## WHAT YOU HAVE TO DO
The lines below that include "this" are to be found and copied.

Entries from a dataset of interfaces
■ ■ ■ ■ ■
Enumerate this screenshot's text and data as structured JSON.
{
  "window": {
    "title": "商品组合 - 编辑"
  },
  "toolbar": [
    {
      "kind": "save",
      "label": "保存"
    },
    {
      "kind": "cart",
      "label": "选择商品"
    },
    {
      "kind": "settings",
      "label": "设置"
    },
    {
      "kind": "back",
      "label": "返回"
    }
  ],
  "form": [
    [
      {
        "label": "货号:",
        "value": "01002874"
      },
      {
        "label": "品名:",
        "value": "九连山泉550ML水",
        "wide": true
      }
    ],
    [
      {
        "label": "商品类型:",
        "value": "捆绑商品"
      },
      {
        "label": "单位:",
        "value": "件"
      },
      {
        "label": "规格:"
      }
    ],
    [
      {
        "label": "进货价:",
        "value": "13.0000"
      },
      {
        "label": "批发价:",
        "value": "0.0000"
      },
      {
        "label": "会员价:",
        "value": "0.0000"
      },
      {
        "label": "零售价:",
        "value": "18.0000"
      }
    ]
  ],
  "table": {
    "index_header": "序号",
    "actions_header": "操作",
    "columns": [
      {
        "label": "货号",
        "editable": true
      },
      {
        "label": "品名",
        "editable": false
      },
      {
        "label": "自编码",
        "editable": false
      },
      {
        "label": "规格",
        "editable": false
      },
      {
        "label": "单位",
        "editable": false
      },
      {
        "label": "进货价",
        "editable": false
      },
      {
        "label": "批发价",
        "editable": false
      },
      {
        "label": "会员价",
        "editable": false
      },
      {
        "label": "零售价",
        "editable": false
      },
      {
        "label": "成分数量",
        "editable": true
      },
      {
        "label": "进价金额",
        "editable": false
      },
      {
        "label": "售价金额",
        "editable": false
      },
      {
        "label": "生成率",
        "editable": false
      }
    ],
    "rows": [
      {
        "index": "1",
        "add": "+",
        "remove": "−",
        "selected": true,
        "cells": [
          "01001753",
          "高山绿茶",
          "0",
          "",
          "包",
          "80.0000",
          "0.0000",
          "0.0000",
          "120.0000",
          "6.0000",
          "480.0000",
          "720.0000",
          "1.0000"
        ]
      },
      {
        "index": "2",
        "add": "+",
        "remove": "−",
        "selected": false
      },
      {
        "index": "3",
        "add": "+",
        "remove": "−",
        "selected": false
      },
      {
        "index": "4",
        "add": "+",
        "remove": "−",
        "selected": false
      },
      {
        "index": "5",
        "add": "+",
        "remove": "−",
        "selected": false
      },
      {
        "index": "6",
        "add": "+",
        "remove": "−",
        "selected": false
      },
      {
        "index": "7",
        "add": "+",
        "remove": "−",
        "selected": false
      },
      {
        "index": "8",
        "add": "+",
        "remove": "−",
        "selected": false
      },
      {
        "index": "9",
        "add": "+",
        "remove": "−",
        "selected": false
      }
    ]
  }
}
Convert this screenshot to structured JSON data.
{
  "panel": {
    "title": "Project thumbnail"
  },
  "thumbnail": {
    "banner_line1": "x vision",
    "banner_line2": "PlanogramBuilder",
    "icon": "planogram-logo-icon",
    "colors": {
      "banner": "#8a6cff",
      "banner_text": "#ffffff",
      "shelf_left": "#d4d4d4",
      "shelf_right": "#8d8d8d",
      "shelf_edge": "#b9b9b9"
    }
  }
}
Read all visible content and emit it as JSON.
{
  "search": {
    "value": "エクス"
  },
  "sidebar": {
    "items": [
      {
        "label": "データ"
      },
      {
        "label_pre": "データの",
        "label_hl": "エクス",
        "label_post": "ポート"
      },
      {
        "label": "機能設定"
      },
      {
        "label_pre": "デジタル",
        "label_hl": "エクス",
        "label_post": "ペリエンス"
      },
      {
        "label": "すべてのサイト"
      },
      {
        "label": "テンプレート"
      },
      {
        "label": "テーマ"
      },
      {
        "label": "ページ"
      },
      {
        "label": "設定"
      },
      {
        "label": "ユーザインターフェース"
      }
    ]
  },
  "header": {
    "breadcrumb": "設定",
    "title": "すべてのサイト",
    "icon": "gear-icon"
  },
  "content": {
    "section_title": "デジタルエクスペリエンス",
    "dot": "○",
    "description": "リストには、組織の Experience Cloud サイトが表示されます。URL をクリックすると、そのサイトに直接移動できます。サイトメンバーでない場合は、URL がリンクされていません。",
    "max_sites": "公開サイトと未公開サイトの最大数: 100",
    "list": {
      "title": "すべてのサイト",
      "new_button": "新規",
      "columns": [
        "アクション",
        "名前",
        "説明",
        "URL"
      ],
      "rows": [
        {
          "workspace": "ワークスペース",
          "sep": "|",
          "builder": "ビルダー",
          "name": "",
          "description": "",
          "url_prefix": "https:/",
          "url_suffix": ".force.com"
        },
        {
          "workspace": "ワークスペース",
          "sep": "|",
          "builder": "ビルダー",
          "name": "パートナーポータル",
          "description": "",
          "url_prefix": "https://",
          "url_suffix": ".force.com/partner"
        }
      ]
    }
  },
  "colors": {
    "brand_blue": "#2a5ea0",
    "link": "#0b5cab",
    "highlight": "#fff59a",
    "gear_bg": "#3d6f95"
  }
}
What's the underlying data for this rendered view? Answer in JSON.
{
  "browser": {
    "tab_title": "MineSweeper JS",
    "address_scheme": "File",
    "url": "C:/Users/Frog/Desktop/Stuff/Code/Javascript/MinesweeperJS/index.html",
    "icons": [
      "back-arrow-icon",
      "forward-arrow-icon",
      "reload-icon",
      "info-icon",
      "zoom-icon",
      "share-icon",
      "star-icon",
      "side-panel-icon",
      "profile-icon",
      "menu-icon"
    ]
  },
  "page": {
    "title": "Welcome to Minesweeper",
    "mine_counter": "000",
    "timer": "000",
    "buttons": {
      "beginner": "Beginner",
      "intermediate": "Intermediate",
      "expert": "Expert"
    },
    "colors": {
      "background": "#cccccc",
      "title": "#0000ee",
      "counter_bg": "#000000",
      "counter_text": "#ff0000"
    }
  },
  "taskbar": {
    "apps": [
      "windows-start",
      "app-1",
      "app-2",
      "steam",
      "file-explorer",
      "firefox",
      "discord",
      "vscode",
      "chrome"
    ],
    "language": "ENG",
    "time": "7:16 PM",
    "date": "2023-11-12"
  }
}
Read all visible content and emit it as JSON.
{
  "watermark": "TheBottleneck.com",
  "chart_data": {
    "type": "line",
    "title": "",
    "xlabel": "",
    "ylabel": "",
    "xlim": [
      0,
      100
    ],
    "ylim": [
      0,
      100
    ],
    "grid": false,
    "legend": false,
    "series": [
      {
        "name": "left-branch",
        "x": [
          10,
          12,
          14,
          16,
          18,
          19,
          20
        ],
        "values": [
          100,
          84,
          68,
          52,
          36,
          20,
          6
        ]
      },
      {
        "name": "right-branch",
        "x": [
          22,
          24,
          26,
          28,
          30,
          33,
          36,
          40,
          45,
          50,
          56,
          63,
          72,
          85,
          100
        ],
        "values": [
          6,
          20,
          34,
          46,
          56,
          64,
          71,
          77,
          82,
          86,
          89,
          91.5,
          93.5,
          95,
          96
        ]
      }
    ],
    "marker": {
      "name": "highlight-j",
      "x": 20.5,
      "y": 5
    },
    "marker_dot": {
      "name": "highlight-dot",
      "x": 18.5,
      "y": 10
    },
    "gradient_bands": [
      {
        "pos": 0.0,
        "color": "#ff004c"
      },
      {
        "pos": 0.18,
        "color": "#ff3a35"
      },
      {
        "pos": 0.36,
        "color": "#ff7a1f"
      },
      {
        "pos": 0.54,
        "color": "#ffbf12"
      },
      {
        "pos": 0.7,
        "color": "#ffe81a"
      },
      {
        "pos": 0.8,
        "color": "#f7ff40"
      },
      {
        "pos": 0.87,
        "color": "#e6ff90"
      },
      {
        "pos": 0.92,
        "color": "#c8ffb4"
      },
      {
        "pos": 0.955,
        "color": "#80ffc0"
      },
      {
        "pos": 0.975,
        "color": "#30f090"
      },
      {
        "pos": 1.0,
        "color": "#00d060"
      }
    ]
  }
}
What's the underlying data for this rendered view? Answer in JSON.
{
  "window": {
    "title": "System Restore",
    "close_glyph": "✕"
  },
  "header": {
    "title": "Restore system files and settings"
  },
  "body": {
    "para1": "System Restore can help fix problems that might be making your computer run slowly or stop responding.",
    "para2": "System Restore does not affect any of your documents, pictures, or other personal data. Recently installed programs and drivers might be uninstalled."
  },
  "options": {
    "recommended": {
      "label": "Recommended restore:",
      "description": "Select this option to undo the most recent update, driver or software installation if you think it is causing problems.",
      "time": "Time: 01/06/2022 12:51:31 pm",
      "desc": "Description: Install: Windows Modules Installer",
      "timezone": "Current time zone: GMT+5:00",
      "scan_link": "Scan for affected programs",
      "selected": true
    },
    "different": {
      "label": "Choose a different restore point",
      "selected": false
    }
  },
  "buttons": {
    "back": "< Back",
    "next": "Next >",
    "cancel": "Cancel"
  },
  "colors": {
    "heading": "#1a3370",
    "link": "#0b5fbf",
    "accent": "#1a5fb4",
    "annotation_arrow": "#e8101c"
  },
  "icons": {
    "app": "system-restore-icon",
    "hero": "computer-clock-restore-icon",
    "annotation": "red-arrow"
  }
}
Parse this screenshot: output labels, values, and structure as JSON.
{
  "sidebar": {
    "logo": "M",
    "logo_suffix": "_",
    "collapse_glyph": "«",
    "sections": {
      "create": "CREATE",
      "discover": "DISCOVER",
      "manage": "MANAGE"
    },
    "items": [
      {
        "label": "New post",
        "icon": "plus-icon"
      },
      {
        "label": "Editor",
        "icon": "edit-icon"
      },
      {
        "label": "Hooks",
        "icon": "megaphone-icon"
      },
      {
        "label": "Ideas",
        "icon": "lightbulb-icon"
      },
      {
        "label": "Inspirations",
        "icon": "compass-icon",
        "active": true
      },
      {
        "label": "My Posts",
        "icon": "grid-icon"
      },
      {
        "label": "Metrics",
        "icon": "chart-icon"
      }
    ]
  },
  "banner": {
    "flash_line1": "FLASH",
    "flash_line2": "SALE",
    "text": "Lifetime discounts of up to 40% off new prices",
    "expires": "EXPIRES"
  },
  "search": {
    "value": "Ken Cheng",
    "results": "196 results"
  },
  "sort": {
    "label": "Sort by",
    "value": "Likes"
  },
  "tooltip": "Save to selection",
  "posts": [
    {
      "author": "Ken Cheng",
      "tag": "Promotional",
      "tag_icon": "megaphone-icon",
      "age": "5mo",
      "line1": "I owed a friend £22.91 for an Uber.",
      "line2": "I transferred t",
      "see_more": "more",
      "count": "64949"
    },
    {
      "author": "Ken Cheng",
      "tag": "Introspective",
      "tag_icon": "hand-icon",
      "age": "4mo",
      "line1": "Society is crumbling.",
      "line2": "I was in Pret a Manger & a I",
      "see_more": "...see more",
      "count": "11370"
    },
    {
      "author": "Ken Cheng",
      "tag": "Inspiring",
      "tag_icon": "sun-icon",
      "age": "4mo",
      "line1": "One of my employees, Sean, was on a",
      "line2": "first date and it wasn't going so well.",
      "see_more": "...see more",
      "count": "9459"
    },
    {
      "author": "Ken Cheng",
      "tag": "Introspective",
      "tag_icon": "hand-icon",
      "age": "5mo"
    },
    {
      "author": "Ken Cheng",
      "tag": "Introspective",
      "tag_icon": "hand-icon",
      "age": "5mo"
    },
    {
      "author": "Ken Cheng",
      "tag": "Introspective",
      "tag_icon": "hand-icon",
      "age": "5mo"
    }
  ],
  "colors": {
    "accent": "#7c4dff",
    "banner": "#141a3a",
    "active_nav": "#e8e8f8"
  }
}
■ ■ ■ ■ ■
## EXERCISE SOLUTION
Enumerate this screenshot's text and data as structured JSON.
Convert this screenshot to structured JSON data.
What's the underlying data for this rendered view? Answer in JSON.
What's the underlying data for this rendered view? Answer in JSON.
      "description": "Select this option to undo the most recent update, driver or software installation if you think it is causing problems.",
Parse this screenshot: output labels, values, and structure as JSON.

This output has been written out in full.